# [Problem to solve]
All records are to be restated exactly, each line as it reads.

Element data from apps and pages:
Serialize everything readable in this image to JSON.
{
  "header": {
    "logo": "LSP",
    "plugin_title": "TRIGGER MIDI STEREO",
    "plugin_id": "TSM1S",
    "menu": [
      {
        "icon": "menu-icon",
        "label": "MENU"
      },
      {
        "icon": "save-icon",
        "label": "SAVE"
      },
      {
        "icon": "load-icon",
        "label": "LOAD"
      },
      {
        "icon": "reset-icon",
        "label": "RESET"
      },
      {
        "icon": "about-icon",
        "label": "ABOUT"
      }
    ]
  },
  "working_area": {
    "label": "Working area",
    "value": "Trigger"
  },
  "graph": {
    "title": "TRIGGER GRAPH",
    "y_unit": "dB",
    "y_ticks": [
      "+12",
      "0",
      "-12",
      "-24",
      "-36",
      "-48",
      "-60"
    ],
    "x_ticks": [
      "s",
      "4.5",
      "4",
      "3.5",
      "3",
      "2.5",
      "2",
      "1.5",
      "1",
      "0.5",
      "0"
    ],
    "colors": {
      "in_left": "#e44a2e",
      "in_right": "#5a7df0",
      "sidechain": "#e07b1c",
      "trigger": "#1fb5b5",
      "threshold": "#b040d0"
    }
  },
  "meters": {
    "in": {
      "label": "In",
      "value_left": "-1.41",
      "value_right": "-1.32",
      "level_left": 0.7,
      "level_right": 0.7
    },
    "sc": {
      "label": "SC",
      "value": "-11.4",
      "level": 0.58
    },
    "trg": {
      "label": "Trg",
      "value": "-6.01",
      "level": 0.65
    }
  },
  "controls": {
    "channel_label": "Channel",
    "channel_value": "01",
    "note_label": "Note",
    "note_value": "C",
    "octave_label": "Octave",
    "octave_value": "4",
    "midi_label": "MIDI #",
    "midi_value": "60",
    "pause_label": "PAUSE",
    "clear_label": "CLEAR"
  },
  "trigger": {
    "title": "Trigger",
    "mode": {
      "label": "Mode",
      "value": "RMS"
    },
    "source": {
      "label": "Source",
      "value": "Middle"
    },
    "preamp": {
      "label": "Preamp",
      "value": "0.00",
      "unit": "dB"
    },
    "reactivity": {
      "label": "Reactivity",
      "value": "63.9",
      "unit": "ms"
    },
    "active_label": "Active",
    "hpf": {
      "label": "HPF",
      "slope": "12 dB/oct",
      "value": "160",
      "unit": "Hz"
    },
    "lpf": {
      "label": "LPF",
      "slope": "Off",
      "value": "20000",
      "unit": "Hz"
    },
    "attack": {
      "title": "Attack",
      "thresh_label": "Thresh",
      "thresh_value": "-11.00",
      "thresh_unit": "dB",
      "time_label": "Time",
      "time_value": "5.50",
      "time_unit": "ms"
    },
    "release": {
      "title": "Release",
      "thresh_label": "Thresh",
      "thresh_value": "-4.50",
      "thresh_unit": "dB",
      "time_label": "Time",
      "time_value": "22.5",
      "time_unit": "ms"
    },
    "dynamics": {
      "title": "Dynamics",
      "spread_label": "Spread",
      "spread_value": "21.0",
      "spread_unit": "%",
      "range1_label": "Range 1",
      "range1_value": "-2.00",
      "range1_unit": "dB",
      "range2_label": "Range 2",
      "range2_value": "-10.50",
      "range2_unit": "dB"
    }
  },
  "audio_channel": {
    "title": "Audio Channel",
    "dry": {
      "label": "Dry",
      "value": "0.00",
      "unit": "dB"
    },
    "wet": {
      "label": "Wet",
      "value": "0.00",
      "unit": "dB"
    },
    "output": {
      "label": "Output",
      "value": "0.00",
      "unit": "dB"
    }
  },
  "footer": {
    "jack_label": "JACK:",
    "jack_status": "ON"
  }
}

# [Result for this task]
Serialize everything readable in this image to JSON.
{
  "header": {
    "logo": "LSP",
    "plugin_title": "TRIGGER MIDI STEREO",
    "plugin_id": "TSM1S",
    "menu": [
      {
        "icon": "menu-icon",
        "label": "MENU"
      },
      {
        "icon": "save-icon",
        "label": "SAVE"
      },
      {
        "icon": "load-icon",
        "label": "LOAD"
      },
      {
        "icon": "reset-icon",
        "label": "RESET"
      },
      {
        "icon": "about-icon",
        "label": "ABOUT"
      }
    ]
  },
  "working_area": {
    "label": "Working area",
    "value": "Trigger"
  },
  "graph": {
    "title": "TRIGGER GRAPH",
    "y_unit": "dB",
    "y_ticks": [
      "+12",
      "0",
      "-12",
      "-24",
      "-36",
      "-48",
      "-60"
    ],
    "x_ticks": [
      "s",
      "4.5",
      "4",
      "3.5",
      "3",
      "2.5",
      "2",
      "1.5",
      "1",
      "0.5",
      "0"
    ],
    "colors": {
      "in_left": "#e44a2e",
      "in_right": "#5a7df0",
      "sidechain": "#e07b1c",
      "trigger": "#1fb5b5",
      "threshold": "#b040d0"
    }
  },
  "meters": {
    "in": {
      "label": "In",
      "value_left": "-1.41",
      "value_right": "-1.32",
      "level_left": 0.7,
      "level_right": 0.7
    },
    "sc": {
      "label": "SC",
      "value": "-11.4",
      "level": 0.58
    },
    "trg": {
      "label": "Trg",
      "value": "-6.01",
      "level": 0.65
    }
  },
  "controls": {
    "channel_label": "Channel",
    "channel_value": "01",
    "note_label": "Note",
    "note_value": "C",
    "octave_label": "Octave",
    "octave_value": "4",
    "midi_label": "MIDI #",
    "midi_value": "60",
    "pause_label": "PAUSE",
    "clear_label": "CLEAR"
  },
  "trigger": {
    "title": "Trigger",
    "mode": {
      "label": "Mode",
      "value": "RMS"
    },
    "source": {
      "label": "Source",
      "value": "Middle"
    },
    "preamp": {
      "label": "Preamp",
      "value": "0.00",
      "unit": "dB"
    },
    "reactivity": {
      "label": "Reactivity",
      "value": "63.9",
      "unit": "ms"
    },
    "active_label": "Active",
    "hpf": {
      "label": "HPF",
      "slope": "12 dB/oct",
      "value": "160",
      "unit": "Hz"
    },
    "lpf": {
      "label": "LPF",
      "slope": "Off",
      "value": "20000",
      "unit": "Hz"
    },
    "attack": {
      "title": "Attack",
      "thresh_label": "Thresh",
      "thresh_value": "-11.00",
      "thresh_unit": "dB",
      "time_label": "Time",
      "time_value": "5.50",
      "time_unit": "ms"
    },
    "release": {
      "title": "Release",
      "thresh_label": "Thresh",
      "thresh_value": "-4.50",
      "thresh_unit": "dB",
      "time_label": "Time",
      "time_value": "22.5",
      "time_unit": "ms"
    },
    "dynamics": {
      "title": "Dynamics",
      "spread_label": "Spread",
      "spread_value": "21.0",
      "spread_unit": "%",
      "range1_label": "Range 1",
      "range1_value": "-2.00",
      "range1_unit": "dB",
      "range2_label": "Range 2",
      "range2_value": "-10.50",
      "range2_unit": "dB"
    }
  },
  "audio_channel": {
    "title": "Audio Channel",
    "dry": {
      "label": "Dry",
      "value": "0.00",
      "unit": "dB"
    },
    "wet": {
      "label": "Wet",
      "value": "0.00",
      "unit": "dB"
    },
    "output": {
      "label": "Output",
      "value": "0.00",
      "unit": "dB"
    }
  },
  "footer": {
    "jack_label": "JACK:",
    "jack_status": "ON"
  }
}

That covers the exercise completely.